While Barragán used color in his early work in Guadalajara, he mainly limited it to minor elements. It was his meeting with Orozco that inspired him to begin using color on a large, dynamic scale. By the 1940s, Barragán incorporated the strategic placement of color to create visual depth. To Barragán, color elevated the way people experienced his architecture by lending a sense of mystery and surprise. He understood its power and was strategic in how he used it. Upon his acceptance of the prizker architecture prize in 1980, Barragán remarked, “throughout my work, I have always strived to achieve serenity, but one must be on guard not to destroy it by the use of an indiscriminate palette.”

Much is often written about the architect’s use of vibrant color, but Barragán also understood that light played an equally important role on emotion, mood, and perception. He often combined color and texture with dramatic lighting (both natural and artificial) to create shadows, direct attention, and alleviate tension.

Because Mexico’s harsh sun could become overpowering, he sought ways to soften it. Water elements were used to create calming reflections; tinted windows were employed to not only block light but also produce an interior glow of color; shade and shadows allowed for relief from the heat, and also altered a wall’s color as the sun moved. This can be seen in his own home built in 1948 in Mexico City’s Tacubaya neighborhood, where he created a sequence of complementary colors which welcomed visitors as they entered: a corridor of ochre yellow that yields to the pink walls of the vestibule and their reflected shadows on white volcanic stone. 

In the Mexico City townhouse designed for advertising executive Francisco Gilardi in 1975, Barragán used light and color to evoke awe in the entrance to the swimming pool and dining area, using narrow rectangular windows to create an illuminating glow that frames the vibrant blue and pink walls seen at the hall’s end. ▪

He strove for emotion and serenity over formalism and functionalism: “any work of architecture which does not express serenity is a mistake."


Luis Barragan's Casa-Estudio Mexico City, 1948. View from the terrace — images courtesy of Armando Salas via arch daily

In partnership with nature

They reminded him of his visit to the Alhambra where, after walking through a dark, narrow passage, he was suddenly greeted with the serene expanse of the court of the myrtles. “Somehow I had the feeling that it enclosed what a perfect garden, no matter its size, should enclose: nothing less than the entire universe.”

This experience remained with him throughout his career.
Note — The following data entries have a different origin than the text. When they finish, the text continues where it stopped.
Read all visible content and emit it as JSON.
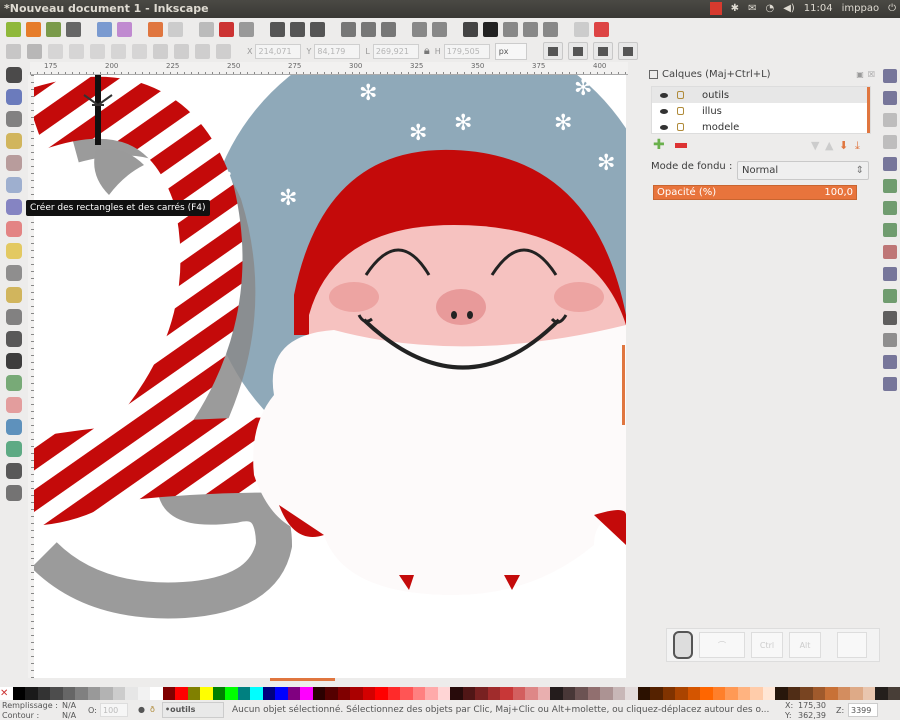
{
  "window": {
    "title": "*Nouveau document 1 - Inkscape"
  },
  "tray": {
    "time": "11:04",
    "user": "imppao"
  },
  "toolbar1": {
    "icons": [
      [
        "new-icon",
        "#8fb83a"
      ],
      [
        "open-icon",
        "#e67c2a"
      ],
      [
        "save-icon",
        "#7a9a4a"
      ],
      [
        "print-icon",
        "#666"
      ],
      [
        "import-icon",
        "#7a9ad0"
      ],
      [
        "export-icon",
        "#c08ad0"
      ],
      [
        "undo-icon",
        "#e0763f"
      ],
      [
        "redo-icon",
        "#ccc"
      ],
      [
        "copy-icon",
        "#bbb"
      ],
      [
        "cut-icon",
        "#c33"
      ],
      [
        "paste-icon",
        "#999"
      ],
      [
        "zoom-selection-icon",
        "#555"
      ],
      [
        "zoom-drawing-icon",
        "#555"
      ],
      [
        "zoom-page-icon",
        "#555"
      ],
      [
        "duplicate-icon",
        "#777"
      ],
      [
        "clone-icon",
        "#777"
      ],
      [
        "unlink-clone-icon",
        "#777"
      ],
      [
        "group-icon",
        "#888"
      ],
      [
        "ungroup-icon",
        "#888"
      ],
      [
        "fill-stroke-icon",
        "#444"
      ],
      [
        "text-font-icon",
        "#222"
      ],
      [
        "layers-icon",
        "#888"
      ],
      [
        "align-icon",
        "#888"
      ],
      [
        "xml-editor-icon",
        "#888"
      ],
      [
        "preferences-icon",
        "#ccc"
      ],
      [
        "document-properties-icon",
        "#d44"
      ]
    ]
  },
  "toolbar2": {
    "icons": [
      [
        "select-all-icon",
        "#999"
      ],
      [
        "select-all-layers-icon",
        "#777"
      ],
      [
        "deselect-icon",
        "#bbb"
      ],
      [
        "rotate-ccw-icon",
        "#bbb"
      ],
      [
        "rotate-cw-icon",
        "#bbb"
      ],
      [
        "flip-h-icon",
        "#bbb"
      ],
      [
        "flip-v-icon",
        "#bbb"
      ],
      [
        "lower-bottom-icon",
        "#aaa"
      ],
      [
        "lower-icon",
        "#aaa"
      ],
      [
        "raise-icon",
        "#aaa"
      ],
      [
        "raise-top-icon",
        "#aaa"
      ]
    ],
    "x_label": "X",
    "x_value": "214,071",
    "y_label": "Y",
    "y_value": "84,179",
    "w_label": "L",
    "w_value": "269,921",
    "h_label": "H",
    "h_value": "179,505",
    "unit": "px"
  },
  "ruler": {
    "ticks": [
      "175",
      "200",
      "225",
      "250",
      "275",
      "300",
      "325",
      "350",
      "375",
      "400"
    ]
  },
  "toolbox": {
    "icons": [
      [
        "selector-tool-icon",
        "#222"
      ],
      [
        "node-tool-icon",
        "#4a5fb0"
      ],
      [
        "tweak-tool-icon",
        "#666"
      ],
      [
        "zoom-tool-icon",
        "#c9a73a"
      ],
      [
        "measure-tool-icon",
        "#a88"
      ],
      [
        "rectangle-tool-icon",
        "#8aa0c8"
      ],
      [
        "3d-box-tool-icon",
        "#6a6ab8"
      ],
      [
        "ellipse-tool-icon",
        "#e06a6a"
      ],
      [
        "star-tool-icon",
        "#e0c040"
      ],
      [
        "spiral-tool-icon",
        "#777"
      ],
      [
        "pencil-tool-icon",
        "#c9a73a"
      ],
      [
        "pen-tool-icon",
        "#666"
      ],
      [
        "calligraphy-tool-icon",
        "#333"
      ],
      [
        "text-tool-icon",
        "#111"
      ],
      [
        "spray-tool-icon",
        "#5a9a5a"
      ],
      [
        "eraser-tool-icon",
        "#e08a8a"
      ],
      [
        "paint-bucket-tool-icon",
        "#3a7ab0"
      ],
      [
        "gradient-tool-icon",
        "#3a9a6a"
      ],
      [
        "dropper-tool-icon",
        "#333"
      ],
      [
        "connector-tool-icon",
        "#555"
      ]
    ]
  },
  "tooltip": "Créer des rectangles et des carrés (F4)",
  "layers_panel": {
    "title": "Calques (Maj+Ctrl+L)",
    "layers": [
      {
        "name": "outils",
        "selected": true
      },
      {
        "name": "illus",
        "selected": false
      },
      {
        "name": "modele",
        "selected": false
      }
    ],
    "blend_label": "Mode de fondu :",
    "blend_value": "Normal",
    "opacity_label": "Opacité (%)",
    "opacity_value": "100,0"
  },
  "rbar": {
    "icons": [
      [
        "snap-toggle-icon",
        "#447"
      ],
      [
        "snap-bbox-icon",
        "#447"
      ],
      [
        "snap-edge-icon",
        "#aaa"
      ],
      [
        "snap-corner-icon",
        "#aaa"
      ],
      [
        "snap-nodes-icon",
        "#447"
      ],
      [
        "snap-path-icon",
        "#3a7a3a"
      ],
      [
        "snap-intersection-icon",
        "#3a7a3a"
      ],
      [
        "snap-smooth-icon",
        "#3a7a3a"
      ],
      [
        "snap-midpoint-icon",
        "#a44"
      ],
      [
        "snap-center-icon",
        "#447"
      ],
      [
        "snap-rotation-icon",
        "#3a7a3a"
      ],
      [
        "snap-text-icon",
        "#222"
      ],
      [
        "snap-page-icon",
        "#666"
      ],
      [
        "snap-grid-icon",
        "#447"
      ],
      [
        "snap-guide-icon",
        "#447"
      ]
    ]
  },
  "keys": {
    "ctrl": "Ctrl",
    "alt": "Alt"
  },
  "palette": {
    "colors": [
      "#000",
      "#1a1a1a",
      "#333",
      "#4d4d4d",
      "#666",
      "#808080",
      "#999",
      "#b3b3b3",
      "#ccc",
      "#e6e6e6",
      "#f2f2f2",
      "#fff",
      "#800000",
      "#ff0000",
      "#808000",
      "#ffff00",
      "#008000",
      "#00ff00",
      "#008080",
      "#00ffff",
      "#000080",
      "#0000ff",
      "#800080",
      "#ff00ff",
      "#2b0000",
      "#550000",
      "#800000",
      "#aa0000",
      "#d40000",
      "#ff0000",
      "#ff2a2a",
      "#ff5555",
      "#ff8080",
      "#ffaaaa",
      "#ffd5d5",
      "#280b0b",
      "#501616",
      "#782121",
      "#a02c2c",
      "#c83737",
      "#d35f5f",
      "#de8787",
      "#e9afaf",
      "#241c1c",
      "#483737",
      "#6c5353",
      "#916f6f",
      "#ac9393",
      "#c8b7b7",
      "#e3dbdb",
      "#2b1100",
      "#552200",
      "#803300",
      "#aa4400",
      "#d45500",
      "#ff6600",
      "#ff7f2a",
      "#ff9955",
      "#ffb380",
      "#ffccaa",
      "#ffe6d5",
      "#28170b",
      "#502d16",
      "#784421",
      "#a05a2c",
      "#c87137",
      "#d38d5f",
      "#deaa87",
      "#e9c6af",
      "#241f1c",
      "#483e37"
    ]
  },
  "status": {
    "fill_label": "Remplissage :",
    "fill_value": "N/A",
    "stroke_label": "Contour :",
    "stroke_value": "N/A",
    "opacity_label": "O:",
    "opacity_value": "100",
    "layer": "•outils",
    "message": "Aucun objet sélectionné. Sélectionnez des objets par Clic, Maj+Clic ou Alt+molette, ou cliquez-déplacez autour des o...",
    "x_label": "X:",
    "x": "175,30",
    "y_label": "Y:",
    "y": "362,39",
    "zoom_label": "Z:",
    "zoom": "3399"
  }
}
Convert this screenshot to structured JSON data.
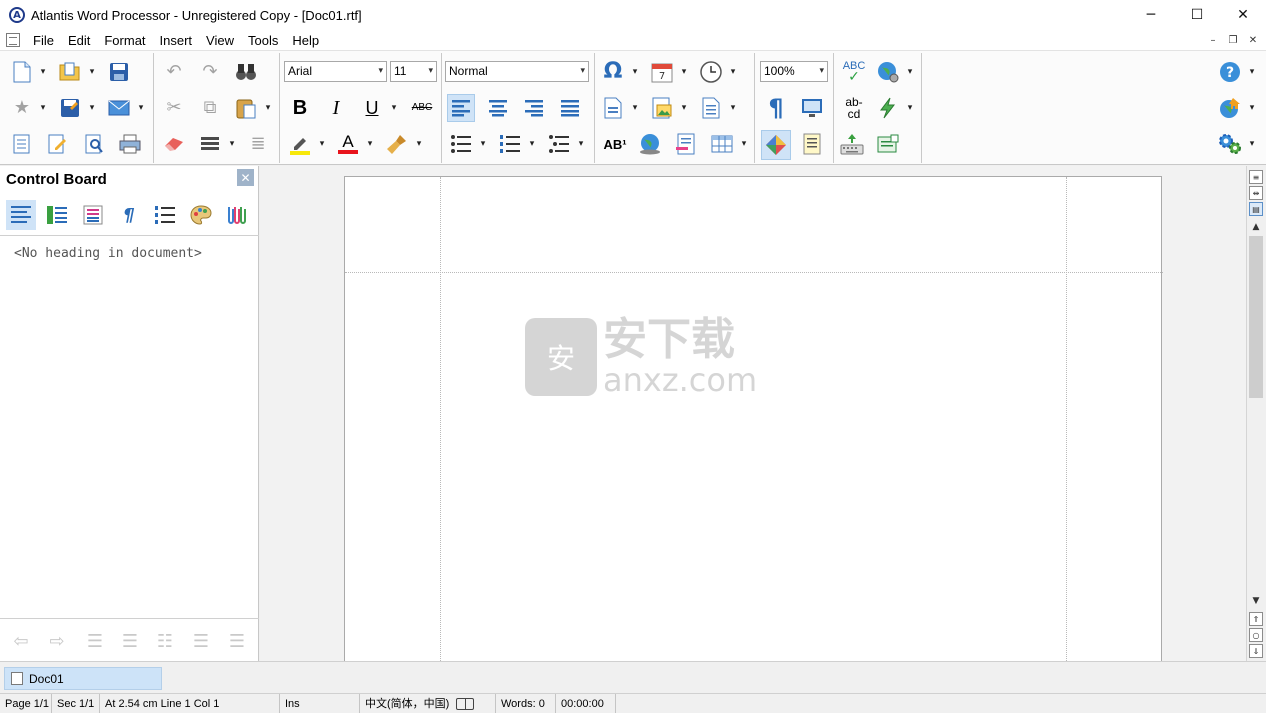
{
  "window": {
    "title": "Atlantis Word Processor - Unregistered Copy - [Doc01.rtf]",
    "app_icon_letter": "A",
    "controls": {
      "minimize": "─",
      "maximize": "☐",
      "close": "✕"
    }
  },
  "menu": {
    "items": [
      "File",
      "Edit",
      "Format",
      "Insert",
      "View",
      "Tools",
      "Help"
    ],
    "mdi_controls": {
      "minimize": "–",
      "restore": "❐",
      "close": "✕"
    }
  },
  "toolbar": {
    "font_name": "Arial",
    "font_size": "11",
    "style": "Normal",
    "zoom": "100%",
    "dropdown_glyph": "▾",
    "bold_label": "B",
    "italic_label": "I",
    "underline_label": "U",
    "strike_label": "ABC",
    "superscript_label": "AB¹",
    "hyphen_label": "ab-cd",
    "pilcrow": "¶",
    "omega": "Ω",
    "font_color_label": "A",
    "spellcheck_label": "ABC",
    "accent_color": "#1f5fb8"
  },
  "panel": {
    "title": "Control Board",
    "close_glyph": "✕",
    "empty_message": "<No heading in document>"
  },
  "watermark": {
    "cn_text": "安下载",
    "en_text": "anxz.com",
    "badge_text": "安"
  },
  "doc_tabs": [
    {
      "label": "Doc01",
      "active": true
    }
  ],
  "status": {
    "page": "Page 1/1",
    "section": "Sec 1/1",
    "position": "At 2.54 cm",
    "line": "Line 1",
    "col": "Col 1",
    "mode": "Ins",
    "language": "中文(简体，中国)",
    "words": "Words: 0",
    "time": "00:00:00"
  }
}
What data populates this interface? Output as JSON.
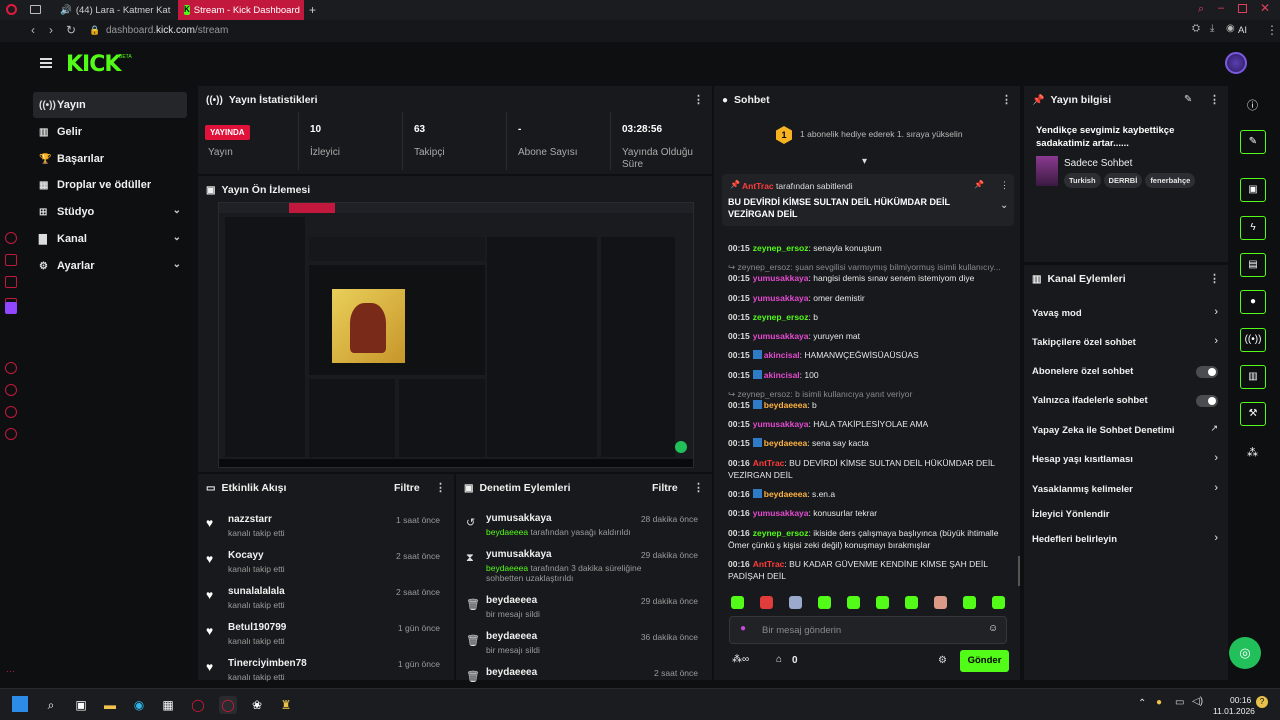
{
  "browser": {
    "tabs": [
      {
        "label": "(44) Lara - Katmer Kat"
      },
      {
        "label": "Stream - Kick Dashboard"
      }
    ],
    "url_prefix": "dashboard.",
    "url_domain": "kick.com",
    "url_path": "/stream",
    "ai_label": "AI"
  },
  "brand": {
    "logo": "KICK",
    "beta": "BETA",
    "accent": "#53fc18"
  },
  "nav": {
    "items": [
      {
        "label": "Yayın",
        "icon": "broadcast-icon"
      },
      {
        "label": "Gelir",
        "icon": "chart-icon"
      },
      {
        "label": "Başarılar",
        "icon": "trophy-icon"
      },
      {
        "label": "Droplar ve ödüller",
        "icon": "gift-icon"
      },
      {
        "label": "Stüdyo",
        "icon": "layout-icon"
      },
      {
        "label": "Kanal",
        "icon": "person-icon"
      },
      {
        "label": "Ayarlar",
        "icon": "gear-icon"
      }
    ]
  },
  "stats": {
    "title": "Yayın İstatistikleri",
    "live_badge": "YAYINDA",
    "live_label": "Yayın",
    "items": [
      {
        "value": "10",
        "label": "İzleyici"
      },
      {
        "value": "63",
        "label": "Takipçi"
      },
      {
        "value": "-",
        "label": "Abone Sayısı"
      },
      {
        "value": "03:28:56",
        "label": "Yayında Olduğu Süre"
      }
    ]
  },
  "preview": {
    "title": "Yayın Ön İzlemesi"
  },
  "activity": {
    "title": "Etkinlik Akışı",
    "filter": "Filtre",
    "items": [
      {
        "name": "nazzstarr",
        "sub": "kanalı takip etti",
        "time": "1 saat önce"
      },
      {
        "name": "Kocayy",
        "sub": "kanalı takip etti",
        "time": "2 saat önce"
      },
      {
        "name": "sunalalalala",
        "sub": "kanalı takip etti",
        "time": "2 saat önce"
      },
      {
        "name": "Betul190799",
        "sub": "kanalı takip etti",
        "time": "1 gün önce"
      },
      {
        "name": "Tinerciyimben78",
        "sub": "kanalı takip etti",
        "time": "1 gün önce"
      }
    ]
  },
  "moderation": {
    "title": "Denetim Eylemleri",
    "filter": "Filtre",
    "items": [
      {
        "name": "yumusakkaya",
        "actor": "beydaeeea",
        "sub": "tarafından yasağı kaldırıldı",
        "time": "28 dakika önce"
      },
      {
        "name": "yumusakkaya",
        "actor": "beydaeeea",
        "sub": "tarafından 3 dakika süreliğine sohbetten uzaklaştırıldı",
        "time": "29 dakika önce"
      },
      {
        "name": "beydaeeea",
        "actor": "",
        "sub": "bir mesajı sildi",
        "time": "29 dakika önce"
      },
      {
        "name": "beydaeeea",
        "actor": "",
        "sub": "bir mesajı sildi",
        "time": "36 dakika önce"
      },
      {
        "name": "beydaeeea",
        "actor": "",
        "sub": "",
        "time": "2 saat önce"
      }
    ]
  },
  "chat": {
    "title": "Sohbet",
    "gift_banner": "1 abonelik hediye ederek 1. sıraya yükselin",
    "gift_count": "1",
    "pinned_by": "AntTrac",
    "pinned_suffix": "tarafından sabitlendi",
    "pinned_text": "BU DEVİRDİ KİMSE SULTAN DEİL HÜKÜMDAR DEİL VEZİRGAN DEİL",
    "messages": [
      {
        "time": "00:15",
        "user": "zeynep_ersoz",
        "color": "green",
        "text": "senayla konuştum"
      },
      {
        "time": "",
        "user": "",
        "color": "sys",
        "text": "↪ zeynep_ersoz: şuan sevgilisi varmıymış bilmiyormuş isimli kullanıcıy..."
      },
      {
        "time": "00:15",
        "user": "yumusakkaya",
        "color": "pink",
        "text": "hangisi demis sınav senem istemiyom diye"
      },
      {
        "time": "00:15",
        "user": "yumusakkaya",
        "color": "pink",
        "text": "omer demistir"
      },
      {
        "time": "00:15",
        "user": "zeynep_ersoz",
        "color": "green",
        "text": "b"
      },
      {
        "time": "00:15",
        "user": "yumusakkaya",
        "color": "pink",
        "text": "yuruyen mat"
      },
      {
        "time": "00:15",
        "user": "akincisal",
        "color": "pink",
        "text": "HAMANWÇEĞWİSÜAÜSÜAS"
      },
      {
        "time": "00:15",
        "user": "akincisal",
        "color": "pink",
        "text": "100"
      },
      {
        "time": "",
        "user": "",
        "color": "sys",
        "text": "↪ zeynep_ersoz: b isimli kullanıcıya yanıt veriyor"
      },
      {
        "time": "00:15",
        "user": "beydaeeea",
        "color": "orange",
        "text": "b"
      },
      {
        "time": "00:15",
        "user": "yumusakkaya",
        "color": "pink",
        "text": "HALA TAKİPLESİYOLAE AMA"
      },
      {
        "time": "00:15",
        "user": "beydaeeea",
        "color": "orange",
        "text": "sena say kacta"
      },
      {
        "time": "00:16",
        "user": "AntTrac",
        "color": "red",
        "text": "BU DEVİRDİ KİMSE SULTAN DEİL HÜKÜMDAR DEİL VEZİRGAN DEİL"
      },
      {
        "time": "00:16",
        "user": "beydaeeea",
        "color": "orange",
        "text": "s.en.a"
      },
      {
        "time": "00:16",
        "user": "yumusakkaya",
        "color": "pink",
        "text": "konusurlar tekrar"
      },
      {
        "time": "00:16",
        "user": "zeynep_ersoz",
        "color": "green",
        "text": "ikiside ders çalışmaya başlıyınca (büyük ihtimalle Ömer çünkü ş kişisi zeki değil) konuşmayı bırakmışlar"
      },
      {
        "time": "00:16",
        "user": "AntTrac",
        "color": "red",
        "text": "BU KADAR GÜVENME KENDİNE KİMSE ŞAH DEİL PADİŞAH DEİL"
      }
    ],
    "input_placeholder": "Bir mesaj gönderin",
    "send_label": "Gönder",
    "viewer_count": "0"
  },
  "stream_info": {
    "title": "Yayın bilgisi",
    "stream_title": "Yendikçe sevgimiz kaybettikçe sadakatimiz artar......",
    "category": "Sadece Sohbet",
    "tags": [
      "Turkish",
      "DERRBİ",
      "fenerbahçe"
    ]
  },
  "channel_actions": {
    "title": "Kanal Eylemleri",
    "items": [
      {
        "label": "Yavaş mod",
        "control": "chevron"
      },
      {
        "label": "Takipçilere özel sohbet",
        "control": "chevron"
      },
      {
        "label": "Abonelere özel sohbet",
        "control": "toggle"
      },
      {
        "label": "Yalnızca ifadelerle sohbet",
        "control": "toggle"
      },
      {
        "label": "Yapay Zeka ile Sohbet Denetimi",
        "control": "external"
      },
      {
        "label": "Hesap yaşı kısıtlaması",
        "control": "chevron"
      },
      {
        "label": "Yasaklanmış kelimeler",
        "control": "chevron"
      },
      {
        "label": "İzleyici Yönlendir",
        "control": "none"
      },
      {
        "label": "Hedefleri belirleyin",
        "control": "chevron"
      }
    ]
  },
  "taskbar": {
    "time": "00:16",
    "date": "11.01.2026"
  }
}
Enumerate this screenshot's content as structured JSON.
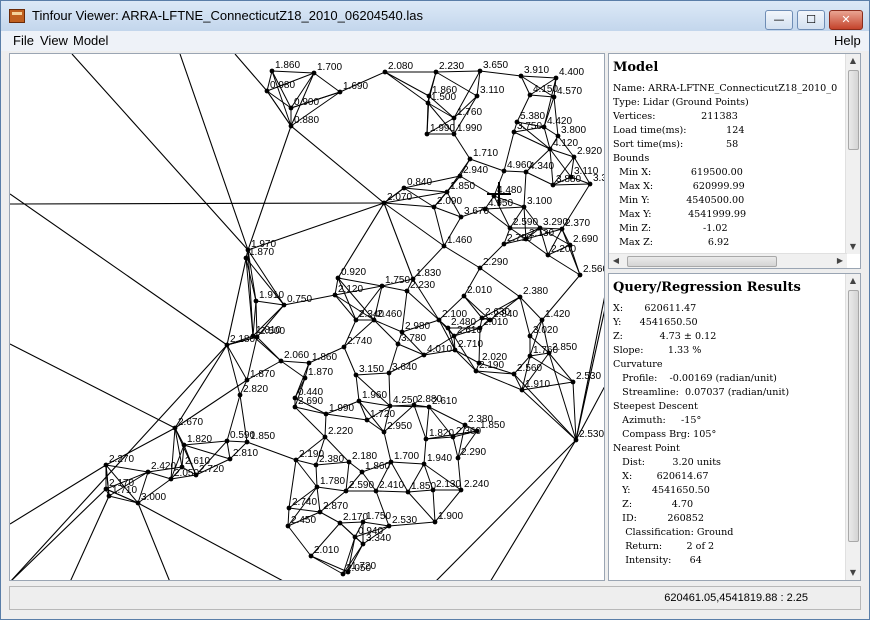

Whether composed internally or externally, Barragán’s designs showcased a reverence for the natural world. Out of respect to a site’s existing landscape, Barragán designed winding walls that followed the natural terrain. He often incorporated water elements and other biophilic materials including rock and natural timber.

In his gardens, he created multi-level terraces and hidden pathways, as well an abundance of native flora. His designs always worked in harmony with nature, never against it.

But Barragán was not strictly a builder of interior spaces. Heavily influenced by Bac, he considered himself a landscape architect and included garden design in many of his works. His earliest landscape designs were at El Pedregal, a vast arid area of volcanic rock south of Mexico City. Within the lava crevices, Barragán discovered hidden green valleys that local shepherds called “jewels.”

Barragán’s architectural legacy continues to inspire designers around the world. Regarded by many as the founder of modern Mexican architecture, his influence is felt in the work of many of Mexico’s contemporary designers including Ricardo Legorreta and Javier Muñoz. Even modernist Louis Kahn consulted with Barragán for his design for the Salk Institute in La Jolla, California. Like the path of the sun shifting color and texture on a stucco wall, there’s always a new depth or element to discover in the work of Barragán. ▪

Dolce Vita Terrazzo | Torrone I | Large Field Tile | Rosso | Honed


Cement, Terrazzo

Dolce Vita Terrazzo: Torrone I

16" x 16" x 0.625" | Large Field Tile | Honed


Origami | Coves | Slipper | Matte



Origami: Coves

8" x 8" x 0.88" | Coves | Matte


Colore Frattura | Petite | Celestia | Matte



Colore Frattura

4" x 4" x 0.625" | Petite | Matte